UBS AG and at least three other banks, including Royal Bank of Scotland (RBS) are presently negotiating with EU Antitrust officials to settle a third financial probe into the manipulation of benchmark rates, this time related to the Swiss Franc Libor rate, according to a Bloomberg statement.
The investigation into the Swiss Franc Libor rates represents the third such probe into the manipulation of rates by traders, with several banks already embattled with European Union (EU) and US regulators over the issue of fraudulent trading – Credit Suisse Group AG is also tied to these allegations. Indeed, this lingering saga has already roiled the foreign exchange industry, culminating in record fines and a number of firings by traders involved.
Record Fines Already Dolled Out, More to Come?
The aggregate sum of all fines for violations of rigging a multitude of benchmark rates such as those prevalent in the London interbank offered rate (Libor) totaled $6.0 billion back in December, including the largest bank by forex trading volume, Deutsche Bank AG ($2.3 billion in fines). The gravity of these allegations is deeply serious and threatens widespread regulatory change to a multi-trillion dollar annual industry. Collectively, the trifecta of investigations by regulators centers on the respective manipulation of forex markets, benchmark rates and credit derivatives trading; and there is plenty of blame to go around.
The FBS CopyTrade Team Presents a New 'FBS CopyStar' ContestGo to article >>
According to Richard Reid, a Research Fellow for Finance and Regulation at Scotland’s University of Dundee, “I think it’s increasingly clear now that all sides in these investigations are keen to reach some kind of a deal. The banks see it in their interests to try to reduce the level of regulatory uncertainty by drawing a line under such matters and concentrate on rebuilding their franchises.”
Swiss Franc Libor Investigation Eyes Summer Resolution
The latest chapter of the scandal moves the gaze toward Swiss Franc Libor rates, unfortunately not localized to one region, but rather on a global level. Weighing in on the matter was the Swiss Competition Commission (SCC), which together with an EU-launched investigation, is optimistic of a resolution by July. However, each successive week seems to add more intrigue to the probe, and nobody truly knows how deep the manipulation goes.
Among the banks under investigation, Credit Suisse, RBS, and JPMorgan each face stiff sanction fines, pending the outcome of the probe.
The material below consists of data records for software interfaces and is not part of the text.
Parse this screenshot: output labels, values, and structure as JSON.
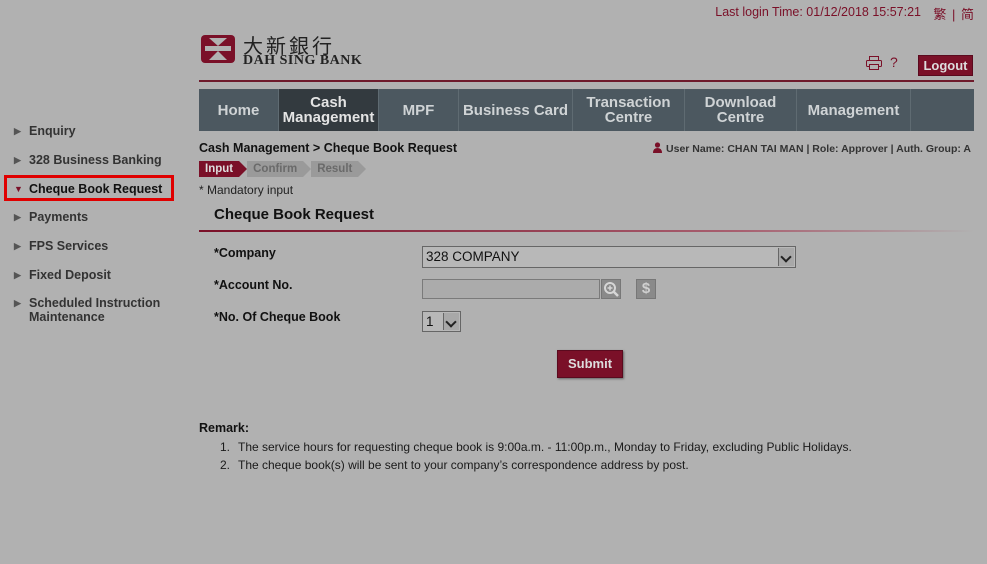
{
  "header": {
    "last_login": "Last login Time: 01/12/2018 15:57:21",
    "lang_trad": "繁",
    "lang_sep": "|",
    "lang_simp": "简",
    "logo_cn": "大新銀行",
    "logo_en": "DAH SING BANK",
    "help": "?",
    "logout": "Logout"
  },
  "nav": [
    {
      "label": "Home",
      "active": false
    },
    {
      "label": "Cash Management",
      "active": true
    },
    {
      "label": "MPF",
      "active": false
    },
    {
      "label": "Business Card",
      "active": false
    },
    {
      "label": "Transaction Centre",
      "active": false
    },
    {
      "label": "Download Centre",
      "active": false
    },
    {
      "label": "Management",
      "active": false
    }
  ],
  "sidebar": {
    "items": [
      {
        "label": "Enquiry",
        "arrow": "▶"
      },
      {
        "label": "328 Business Banking",
        "arrow": "▶"
      },
      {
        "label": "Cheque Book Request",
        "arrow": "▼"
      },
      {
        "label": "Payments",
        "arrow": "▶"
      },
      {
        "label": "FPS Services",
        "arrow": "▶"
      },
      {
        "label": "Fixed Deposit",
        "arrow": "▶"
      },
      {
        "label": "Scheduled Instruction",
        "label2": "Maintenance",
        "arrow": "▶"
      }
    ]
  },
  "breadcrumb": "Cash Management > Cheque Book Request",
  "user_info": "User Name: CHAN TAI MAN | Role: Approver | Auth. Group: A",
  "steps": [
    "Input",
    "Confirm",
    "Result"
  ],
  "mandatory": "* Mandatory input",
  "form": {
    "title": "Cheque Book Request",
    "company_label": "*Company",
    "company_value": "328 COMPANY",
    "account_label": "*Account No.",
    "account_value": "",
    "cheque_label": "*No. Of Cheque Book",
    "cheque_value": "1",
    "search_icon": "magnifier-plus-icon",
    "dollar_icon": "dollar-icon",
    "submit": "Submit"
  },
  "remarks": {
    "title": "Remark:",
    "items": [
      {
        "n": "1.",
        "text": "The service hours for requesting cheque book is 9:00a.m. - 11:00p.m., Monday to Friday, excluding Public Holidays."
      },
      {
        "n": "2.",
        "text": "The cheque book(s) will be sent to your company’s correspondence address by post."
      }
    ]
  },
  "colors": {
    "brand": "#7a1028",
    "nav": "#4c5860",
    "highlight": "#e00000"
  }
}
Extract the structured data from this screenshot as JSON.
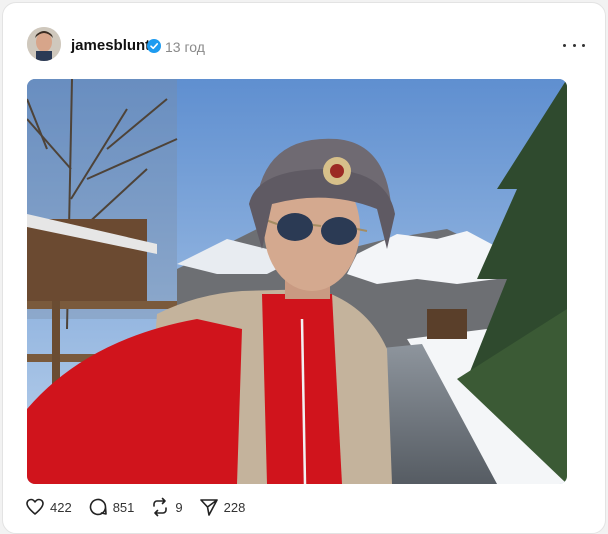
{
  "post": {
    "username": "jamesblunt",
    "verified": true,
    "timestamp": "13 год",
    "menu_icon": "more-horizontal-icon",
    "image_subject": "selfie of man in fur ushanka hat and sunglasses, red top and sheepskin vest, snowy mountain path"
  },
  "actions": {
    "likes": "422",
    "comments": "851",
    "reposts": "9",
    "shares": "228"
  },
  "colors": {
    "verified_badge": "#1d9bf0",
    "text_primary": "#111111",
    "text_secondary": "#8a8a8a"
  }
}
Last year, RBS reached a settlement with the U.K. Financial Services Authority (FSA) and the U.S. Commodity Futures Trading Commission (CFTC) dealing with the coordinated manipulation between various traders in the derivatives realm of the Swiss Franc Libor. As recently as January 7, 2014 however, RBS also faced additional fines for its involvement in the manipulations of Japanese rates.